Work order | Line by line, retype the material exactly and leave each picture out.

::: The input :::

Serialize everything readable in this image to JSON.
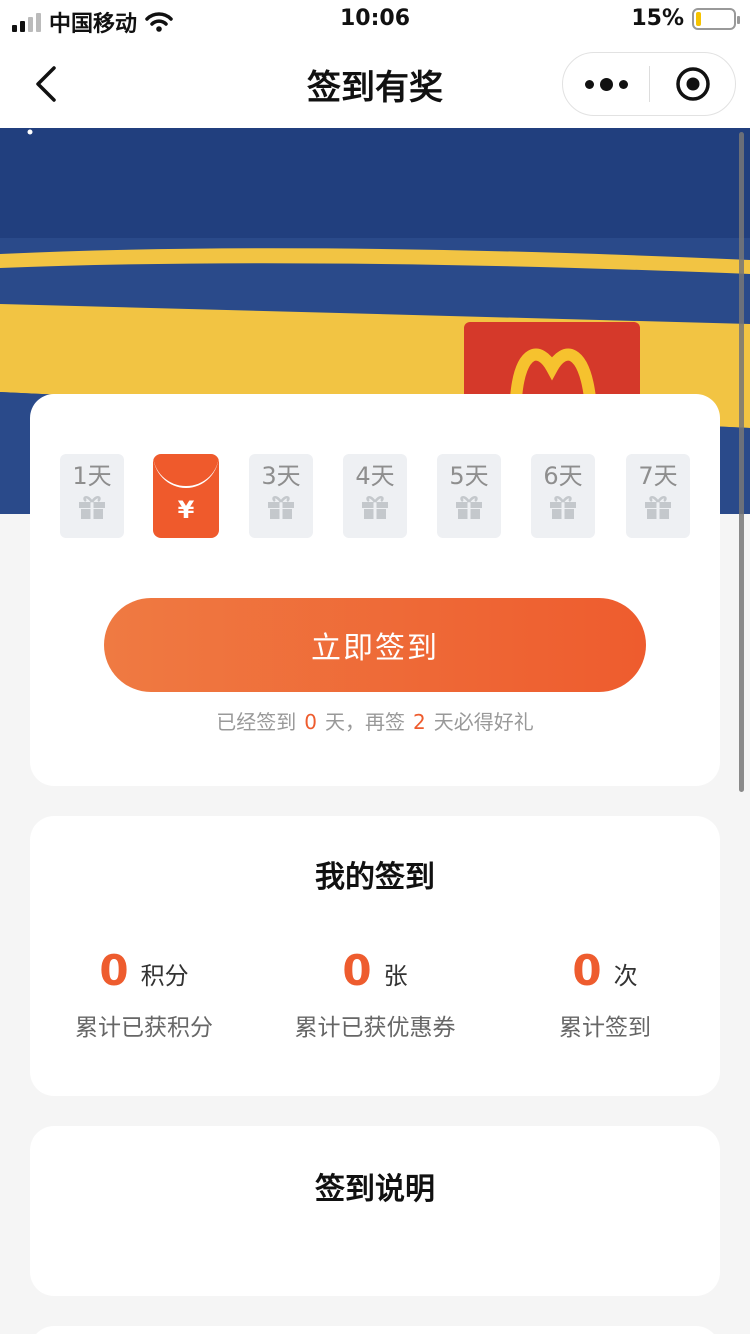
{
  "status_bar": {
    "carrier": "中国移动",
    "time": "10:06",
    "battery": "15%",
    "battery_level": 0.15
  },
  "nav": {
    "title": "签到有奖"
  },
  "checkin": {
    "days": [
      {
        "label": "1天",
        "state": "gift"
      },
      {
        "label": "",
        "state": "active"
      },
      {
        "label": "3天",
        "state": "gift"
      },
      {
        "label": "4天",
        "state": "gift"
      },
      {
        "label": "5天",
        "state": "gift"
      },
      {
        "label": "6天",
        "state": "gift"
      },
      {
        "label": "7天",
        "state": "gift"
      }
    ],
    "active_symbol": "¥",
    "button_label": "立即签到",
    "tip_prefix": "已经签到",
    "tip_days_signed": "0",
    "tip_middle": "天，再签",
    "tip_days_remaining": "2",
    "tip_suffix": "天必得好礼"
  },
  "my_checkin": {
    "title": "我的签到",
    "stats": [
      {
        "value": "0",
        "unit": "积分",
        "label": "累计已获积分"
      },
      {
        "value": "0",
        "unit": "张",
        "label": "累计已获优惠券"
      },
      {
        "value": "0",
        "unit": "次",
        "label": "累计签到"
      }
    ]
  },
  "description": {
    "title": "签到说明"
  },
  "colors": {
    "accent": "#ee5c2e",
    "banner_blue": "#2a4a8a",
    "banner_yellow": "#f2c443"
  }
}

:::

Task output |
Serialize everything readable in this image to JSON.
{
  "status_bar": {
    "carrier": "中国移动",
    "time": "10:06",
    "battery": "15%",
    "battery_level": 0.15
  },
  "nav": {
    "title": "签到有奖"
  },
  "checkin": {
    "days": [
      {
        "label": "1天",
        "state": "gift"
      },
      {
        "label": "",
        "state": "active"
      },
      {
        "label": "3天",
        "state": "gift"
      },
      {
        "label": "4天",
        "state": "gift"
      },
      {
        "label": "5天",
        "state": "gift"
      },
      {
        "label": "6天",
        "state": "gift"
      },
      {
        "label": "7天",
        "state": "gift"
      }
    ],
    "active_symbol": "¥",
    "button_label": "立即签到",
    "tip_prefix": "已经签到",
    "tip_days_signed": "0",
    "tip_middle": "天，再签",
    "tip_days_remaining": "2",
    "tip_suffix": "天必得好礼"
  },
  "my_checkin": {
    "title": "我的签到",
    "stats": [
      {
        "value": "0",
        "unit": "积分",
        "label": "累计已获积分"
      },
      {
        "value": "0",
        "unit": "张",
        "label": "累计已获优惠券"
      },
      {
        "value": "0",
        "unit": "次",
        "label": "累计签到"
      }
    ]
  },
  "description": {
    "title": "签到说明"
  },
  "colors": {
    "accent": "#ee5c2e",
    "banner_blue": "#2a4a8a",
    "banner_yellow": "#f2c443"
  }
}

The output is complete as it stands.